Compere Stu Murphy held a disparate and mouthy crowd together admirably, and is that most generous sort of MC who sets himself up as the audience’s fall guy,  letting the crowd produce a lot of the laughs. He generates both a brilliant atmosphere and consistently enjoyable banter off-the-cuff at a rate of knots.. I love him most for introducing the guest spot, a friend of his, Andrea Hubert, who is unashamedly posh, unabashedly clever and unapologetically brilliant.

Andrea Hubert
Andrea Hubert

She’s really exciting to watch, her delivery is so assured and her material such smart, thought-provoking stuff. There is stuff about race here, stuff about abortion, and it’s not just funny, it feels like necessary, original thought. Her stuff about depression is hilarious, which given the subject matter is pretty impressive. Her act crackles with acerbic energy and defiance; it feels like watching something fresh and new happening. One to watch.

Reviewer : Katie Craig

The Thursday/Saturday Show (Glasgow)

The Stand, Glasgow

Show starts 21.00

The beauty about the Thursday Show at The Stand is that the line-up repeats itself for the Saturday Show two days later; an iPlayer for lovers of live comedy, if you will. Tonight’s show offered its expected well-selected farrago of treats inside the Woodlands Road venue, compered by the hardest-working beard in the business, Martin Mor. The enthusiasm from our Irish host was infectious and he quickly endeared himself to the audience after snagging a pair of glasses in the afore-mentioned beard, exhibiting a frenetic application not too dissimilar from the evening’s headline act.
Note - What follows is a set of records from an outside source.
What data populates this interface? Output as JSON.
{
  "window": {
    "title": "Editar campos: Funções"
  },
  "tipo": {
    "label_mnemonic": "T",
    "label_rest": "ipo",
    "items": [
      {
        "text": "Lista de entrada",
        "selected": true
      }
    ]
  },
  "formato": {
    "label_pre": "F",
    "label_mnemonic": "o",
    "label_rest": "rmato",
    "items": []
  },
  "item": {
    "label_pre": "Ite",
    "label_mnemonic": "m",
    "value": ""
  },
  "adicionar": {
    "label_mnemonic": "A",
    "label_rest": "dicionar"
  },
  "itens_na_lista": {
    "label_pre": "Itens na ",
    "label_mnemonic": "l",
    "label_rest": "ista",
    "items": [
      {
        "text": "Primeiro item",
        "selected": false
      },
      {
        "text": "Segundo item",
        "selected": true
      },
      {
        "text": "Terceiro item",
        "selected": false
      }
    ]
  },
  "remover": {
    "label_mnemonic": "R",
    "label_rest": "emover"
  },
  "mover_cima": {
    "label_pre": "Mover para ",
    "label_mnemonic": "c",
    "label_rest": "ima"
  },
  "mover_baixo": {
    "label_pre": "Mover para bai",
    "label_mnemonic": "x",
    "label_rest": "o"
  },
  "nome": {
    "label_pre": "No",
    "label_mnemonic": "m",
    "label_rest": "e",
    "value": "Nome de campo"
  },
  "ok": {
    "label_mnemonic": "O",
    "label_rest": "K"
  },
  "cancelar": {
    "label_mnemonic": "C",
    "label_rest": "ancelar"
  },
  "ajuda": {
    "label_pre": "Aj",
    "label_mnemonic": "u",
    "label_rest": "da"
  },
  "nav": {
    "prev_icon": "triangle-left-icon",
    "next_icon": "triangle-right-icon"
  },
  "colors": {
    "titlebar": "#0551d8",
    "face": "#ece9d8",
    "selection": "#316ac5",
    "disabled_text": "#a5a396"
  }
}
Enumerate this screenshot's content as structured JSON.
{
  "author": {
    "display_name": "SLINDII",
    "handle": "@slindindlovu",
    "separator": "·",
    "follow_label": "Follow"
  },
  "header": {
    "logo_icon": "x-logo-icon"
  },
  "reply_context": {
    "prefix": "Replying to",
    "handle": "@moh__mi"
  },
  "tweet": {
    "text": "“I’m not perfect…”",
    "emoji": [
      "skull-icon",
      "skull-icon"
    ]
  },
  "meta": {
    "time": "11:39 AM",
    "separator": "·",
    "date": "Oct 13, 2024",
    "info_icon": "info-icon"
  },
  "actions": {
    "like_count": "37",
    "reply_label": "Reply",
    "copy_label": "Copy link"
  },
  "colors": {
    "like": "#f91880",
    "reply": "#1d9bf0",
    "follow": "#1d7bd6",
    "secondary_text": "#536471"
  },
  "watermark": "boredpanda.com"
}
Opening performer of the night Julia Sutherland indulged the crowd with personal experiences ranging from weight loss to working within the media. Initially, Sutherland appeared a little tense, back firmly pressed against the infamous Stand logo on the wall behind her. However, with confidence growing and laughs scattered around the crammed venue, it was her regaled yarns about working as a life model which earned her most considerable laughs – and left the word “seepage” dripping in our ears.

Julia Sutherland
Julia Sutherland

The second segment of the evening was split between Glaswegian Richard Hunter and East Londoner Quincy. Hunter’s deadpan delivery was executed expertly, toying with the comedy of his own name to issues such as internet dating sites and marriage. It would not be unfair to compare Hunter’s straight-faced idiosyncrasies being on a par with a young Jack Dee. This was swiftly followed by the charismatic Quincy enforcing his well-rounded and polished personality quickly on the crowd. This set was split into two – the former segment surrounding his sons’ footprint on the world thus far – and latterly, dealing with relationships and parenthood. There was a relaxed and sanguine delivery by a genuine performer with whom the audience instantly connected with.

Prior to his new “Off The Hook” tour across the UK in 2015, the endlessly-endearing Dylan Moran bookended the night in typical, capital ramshackle form. As Moran described himself as a “middle class, white, boring, bumbling fuckwit”, the crowd lapped up his inscrutable kidney of comedy, and despite an unfortunate incident whereby a member of the audience made Moran lose his train of thought, it was mercifully turned in Moran’s favour as he listed varying accounts concerning loss of memory and energy as time takes its toll. With a firm ‘home’ support, Moran settled in quickly to anarchic maunder about politics, without dislodging the connection he had with the audience – no mean feat on a Thursday student night. It is difficult to pinpoint jokes within Moran’s set and a far more easier feat to settle into his spirited and animated character that has acquainted itself with audiences up and down the country over the last two decades. Then as quickly as he had barged on to the tiny stage, Moran departed with a swift “See you soon – thanks, bye” behind the curtain.

Just as one audience member had educated us earlier in the evening that the Lithuanian for ‘hello’ is “Labas”, Dylan Moran demonstrated the true meaning of “Sláinte” as the audience advanced towards the exits, dregs in glasses toasted towards the bar, roaring into the damp November evening.

Reviewer : Stephen Watt